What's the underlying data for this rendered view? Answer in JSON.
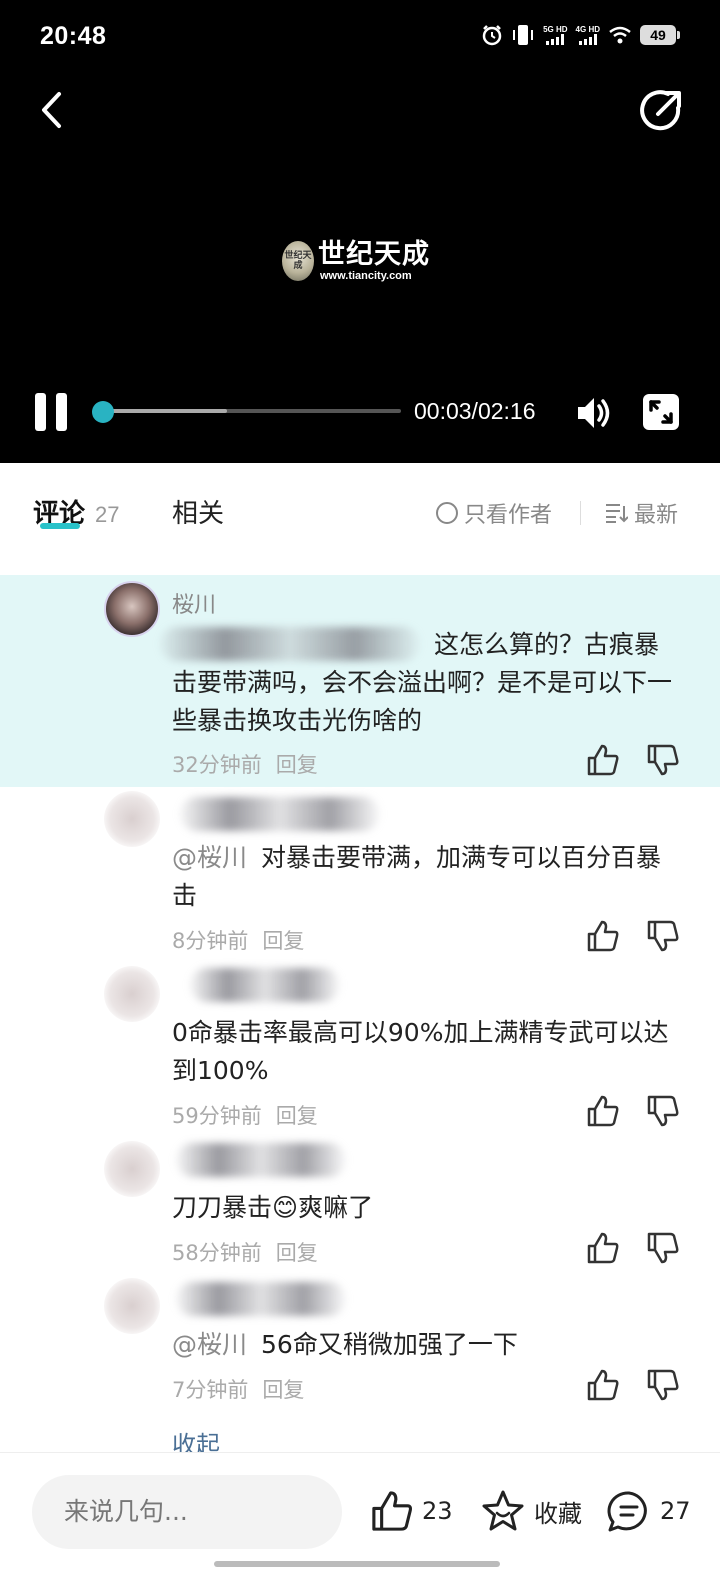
{
  "status_bar": {
    "time": "20:48",
    "net1_label": "5G HD",
    "net2_label": "4G HD",
    "battery": "49"
  },
  "video": {
    "logo_badge": "世纪天成",
    "logo_text": "世纪天成",
    "logo_url": "www.tiancity.com",
    "time_readout": "00:03/02:16",
    "progress_fraction": 0.023,
    "buffered_fraction": 0.43,
    "accent_color": "#29b3c2"
  },
  "tabs": {
    "comments_label": "评论",
    "comments_count": "27",
    "related_label": "相关",
    "author_only_label": "只看作者",
    "sort_label": "最新"
  },
  "comments": [
    {
      "username": "桜川",
      "mention": "",
      "text": "这怎么算的？古痕暴击要带满吗，会不会溢出啊？是不是可以下一些暴击换攻击光伤啥的",
      "time": "32分钟前",
      "reply": "回复"
    },
    {
      "username": "",
      "mention": "@桜川",
      "text": "对暴击要带满，加满专可以百分百暴击",
      "time": "8分钟前",
      "reply": "回复"
    },
    {
      "username": "",
      "mention": "",
      "text": "0命暴击率最高可以90%加上满精专武可以达到100%",
      "time": "59分钟前",
      "reply": "回复"
    },
    {
      "username": "",
      "mention": "",
      "text_before_emoji": "刀刀暴击",
      "emoji": "😊",
      "text_after_emoji": "爽嘛了",
      "time": "58分钟前",
      "reply": "回复"
    },
    {
      "username": "",
      "mention": "@桜川",
      "text": "56命又稍微加强了一下",
      "time": "7分钟前",
      "reply": "回复"
    }
  ],
  "collapse_label": "收起",
  "bottom_bar": {
    "input_placeholder": "来说几句...",
    "like_count": "23",
    "favorite_label": "收藏",
    "comment_count": "27"
  }
}
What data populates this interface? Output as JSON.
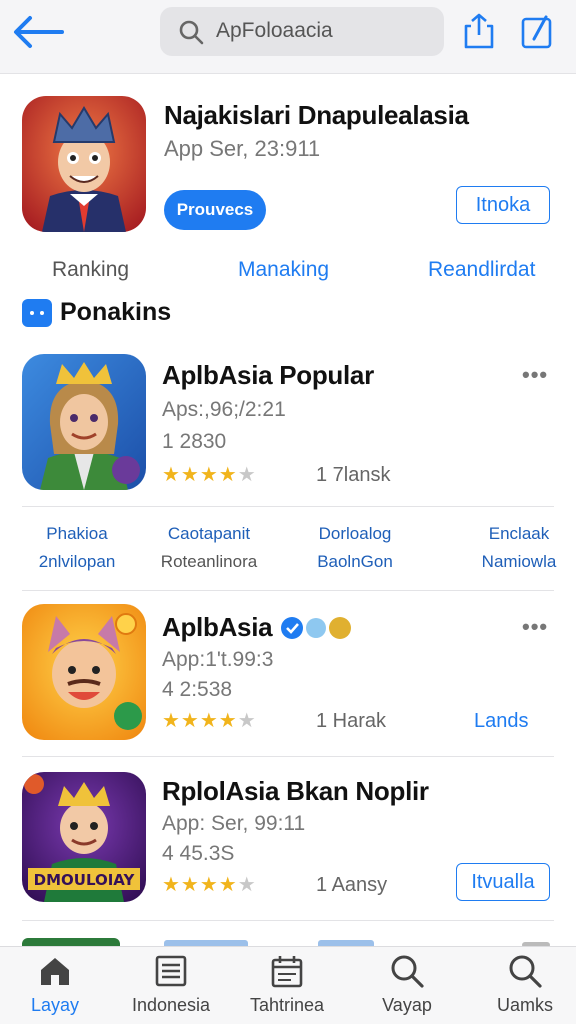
{
  "header": {
    "search_text": "ApFoloaacia",
    "icons": [
      "back-arrow-icon",
      "search-icon",
      "share-icon",
      "edit-icon"
    ]
  },
  "featured": {
    "name": "Najakislari Dnapulealasia",
    "subtitle": "App Ser, 23:911",
    "primary_button": "Prouvecs",
    "secondary_button": "Itnoka"
  },
  "tabs": [
    "Ranking",
    "Manaking",
    "Reandlirdat"
  ],
  "section_title": "Ponakins",
  "apps": [
    {
      "name": "AplbAsia Popular",
      "subtitle": "Aps:,96;/2:21",
      "count": "1 2830",
      "rating": 4,
      "rank": "1 7lansk"
    },
    {
      "name": "AplbAsia",
      "subtitle": "App:1't.99:3",
      "count": "4 2:538",
      "rating": 4,
      "rank": "1 Harak",
      "link": "Lands"
    },
    {
      "name": "RplolAsia Bkan Noplir",
      "subtitle": "App: Ser, 99:11",
      "count": "4 45.3S",
      "rating": 4,
      "rank": "1 Aansy",
      "button": "Itvualla"
    }
  ],
  "categories": [
    {
      "primary": "Phakioa",
      "secondary": "2nlvilopan"
    },
    {
      "primary": "Caotapanit",
      "secondary": "Roteanlinora"
    },
    {
      "primary": "Dorloalog",
      "secondary": "BaolnGon"
    },
    {
      "primary": "Enclaak",
      "secondary": "Namiowla"
    }
  ],
  "more_label": "•••",
  "bottom_tabs": [
    {
      "label": "Layay",
      "icon": "home-icon"
    },
    {
      "label": "Indonesia",
      "icon": "list-icon"
    },
    {
      "label": "Tahtrinea",
      "icon": "calendar-icon"
    },
    {
      "label": "Vayap",
      "icon": "search-icon"
    },
    {
      "label": "Uamks",
      "icon": "search-icon"
    }
  ],
  "colors": {
    "accent": "#1f7cf1",
    "star": "#f1b41c",
    "header_bg": "#f5f5f7",
    "icon_bg_featured": "#d2483a",
    "icon_bg_1": "#2f6fd2",
    "icon_bg_2": "#f3b21f",
    "icon_bg_3": "#4a1d7a"
  }
}
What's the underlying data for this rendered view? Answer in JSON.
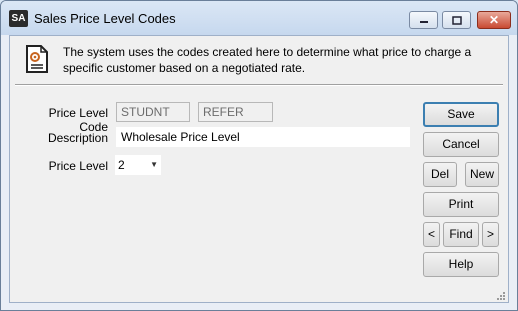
{
  "window": {
    "app_icon": "SA",
    "title": "Sales Price Level Codes"
  },
  "info": {
    "icon": "document-gear-icon",
    "text": "The system uses the codes created here to determine what price to charge a specific customer based on a negotiated rate."
  },
  "form": {
    "price_level_code_label": "Price Level Code",
    "code1_value": "STUDNT",
    "code2_value": "REFER",
    "description_label": "Description",
    "description_value": "Wholesale Price Level",
    "price_level_label": "Price Level",
    "price_level_value": "2"
  },
  "buttons": {
    "save": "Save",
    "cancel": "Cancel",
    "del": "Del",
    "new": "New",
    "print": "Print",
    "prev": "<",
    "find": "Find",
    "next": ">",
    "help": "Help"
  }
}
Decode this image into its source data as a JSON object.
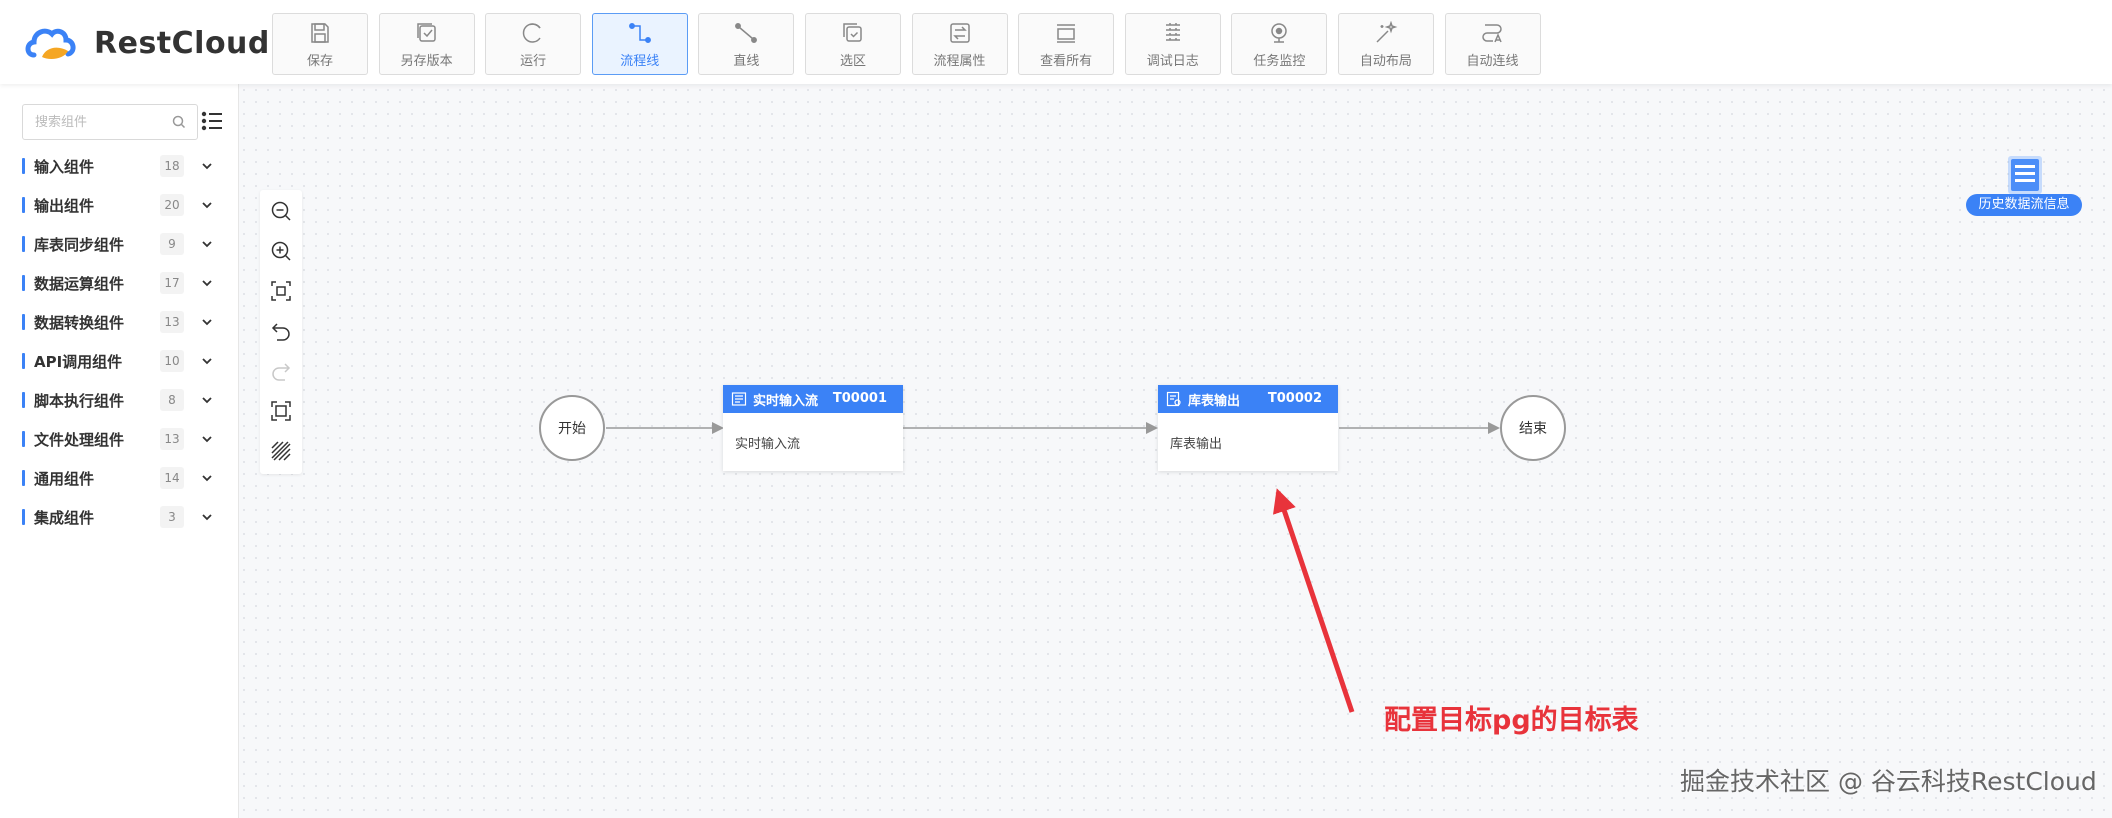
{
  "app": {
    "name": "RestCloud"
  },
  "toolbar": [
    {
      "label": "保存",
      "icon": "save-icon",
      "active": false
    },
    {
      "label": "另存版本",
      "icon": "save-version-icon",
      "active": false
    },
    {
      "label": "运行",
      "icon": "run-icon",
      "active": false
    },
    {
      "label": "流程线",
      "icon": "flow-line-icon",
      "active": true
    },
    {
      "label": "直线",
      "icon": "straight-line-icon",
      "active": false
    },
    {
      "label": "选区",
      "icon": "selection-icon",
      "active": false
    },
    {
      "label": "流程属性",
      "icon": "flow-properties-icon",
      "active": false
    },
    {
      "label": "查看所有",
      "icon": "view-all-icon",
      "active": false
    },
    {
      "label": "调试日志",
      "icon": "debug-log-icon",
      "active": false
    },
    {
      "label": "任务监控",
      "icon": "task-monitor-icon",
      "active": false
    },
    {
      "label": "自动布局",
      "icon": "auto-layout-icon",
      "active": false
    },
    {
      "label": "自动连线",
      "icon": "auto-connect-icon",
      "active": false
    }
  ],
  "sidebar": {
    "search_placeholder": "搜索组件",
    "categories": [
      {
        "label": "输入组件",
        "count": "18"
      },
      {
        "label": "输出组件",
        "count": "20"
      },
      {
        "label": "库表同步组件",
        "count": "9"
      },
      {
        "label": "数据运算组件",
        "count": "17"
      },
      {
        "label": "数据转换组件",
        "count": "13"
      },
      {
        "label": "API调用组件",
        "count": "10"
      },
      {
        "label": "脚本执行组件",
        "count": "8"
      },
      {
        "label": "文件处理组件",
        "count": "13"
      },
      {
        "label": "通用组件",
        "count": "14"
      },
      {
        "label": "集成组件",
        "count": "3"
      }
    ]
  },
  "canvas": {
    "start_node": {
      "label": "开始"
    },
    "end_node": {
      "label": "结束"
    },
    "tasks": [
      {
        "title": "实时输入流",
        "id": "T00001",
        "body": "实时输入流"
      },
      {
        "title": "库表输出",
        "id": "T00002",
        "body": "库表输出"
      }
    ],
    "history_button": {
      "label": "历史数据流信息"
    },
    "annotation": "配置目标pg的目标表",
    "watermark": "掘金技术社区 @ 谷云科技RestCloud"
  },
  "colors": {
    "primary": "#3b82f6",
    "annotation": "#e8333b",
    "canvas_bg": "#f7f8fa"
  }
}
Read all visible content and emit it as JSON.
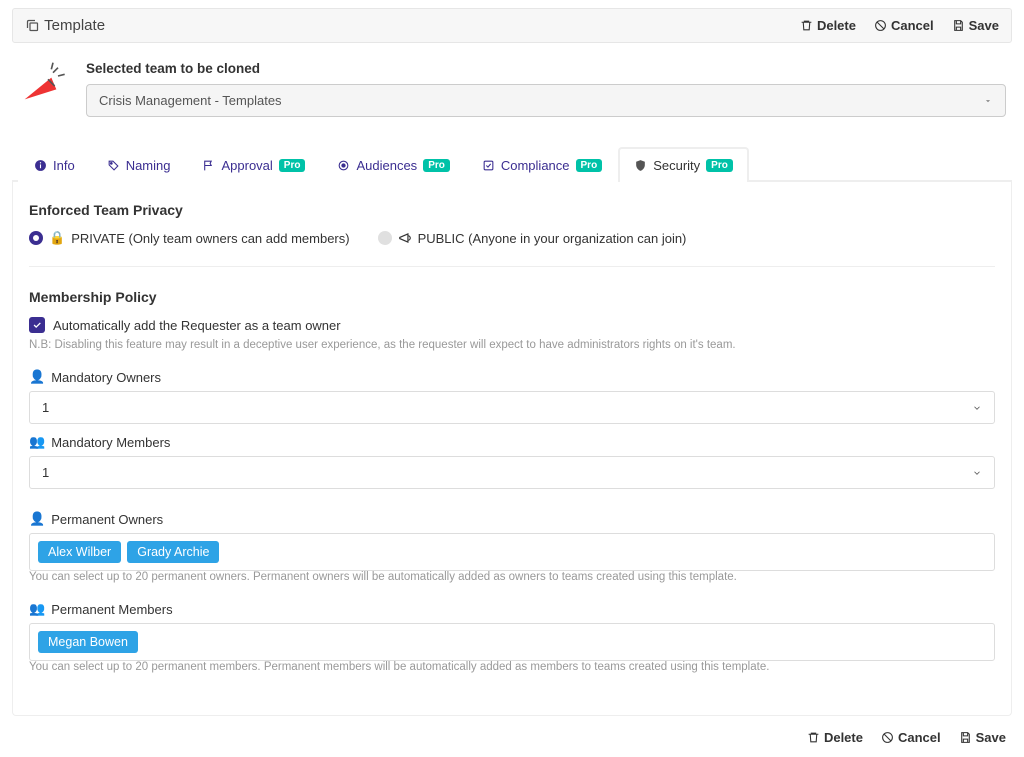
{
  "header": {
    "title": "Template",
    "actions": {
      "delete": "Delete",
      "cancel": "Cancel",
      "save": "Save"
    }
  },
  "clone": {
    "label": "Selected team to be cloned",
    "selected": "Crisis Management - Templates"
  },
  "tabs": {
    "info": "Info",
    "naming": "Naming",
    "approval": "Approval",
    "audiences": "Audiences",
    "compliance": "Compliance",
    "security": "Security",
    "pro": "Pro"
  },
  "privacy": {
    "title": "Enforced Team Privacy",
    "private": "PRIVATE (Only team owners can add members)",
    "public": "PUBLIC (Anyone in your organization can join)"
  },
  "membership": {
    "title": "Membership Policy",
    "auto_requester": "Automatically add the Requester as a team owner",
    "auto_requester_hint": "N.B: Disabling this feature may result in a deceptive user experience, as the requester will expect to have administrators rights on it's team.",
    "mandatory_owners_label": "Mandatory Owners",
    "mandatory_owners_value": "1",
    "mandatory_members_label": "Mandatory Members",
    "mandatory_members_value": "1",
    "permanent_owners_label": "Permanent Owners",
    "permanent_owners": [
      "Alex Wilber",
      "Grady Archie"
    ],
    "permanent_owners_hint": "You can select up to 20 permanent owners. Permanent owners will be automatically added as owners to teams created using this template.",
    "permanent_members_label": "Permanent Members",
    "permanent_members": [
      "Megan Bowen"
    ],
    "permanent_members_hint": "You can select up to 20 permanent members. Permanent members will be automatically added as members to teams created using this template."
  },
  "footer": {
    "delete": "Delete",
    "cancel": "Cancel",
    "save": "Save"
  }
}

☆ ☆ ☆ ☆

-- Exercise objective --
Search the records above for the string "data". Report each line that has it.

-- Answer for this exercise --
What's the underlying data for this rendered view? Answer in JSON.
What data populates this interface? Output as JSON.
What's the underlying data for this rendered view? Answer in JSON.
Decode this image into its source data as a JSON object.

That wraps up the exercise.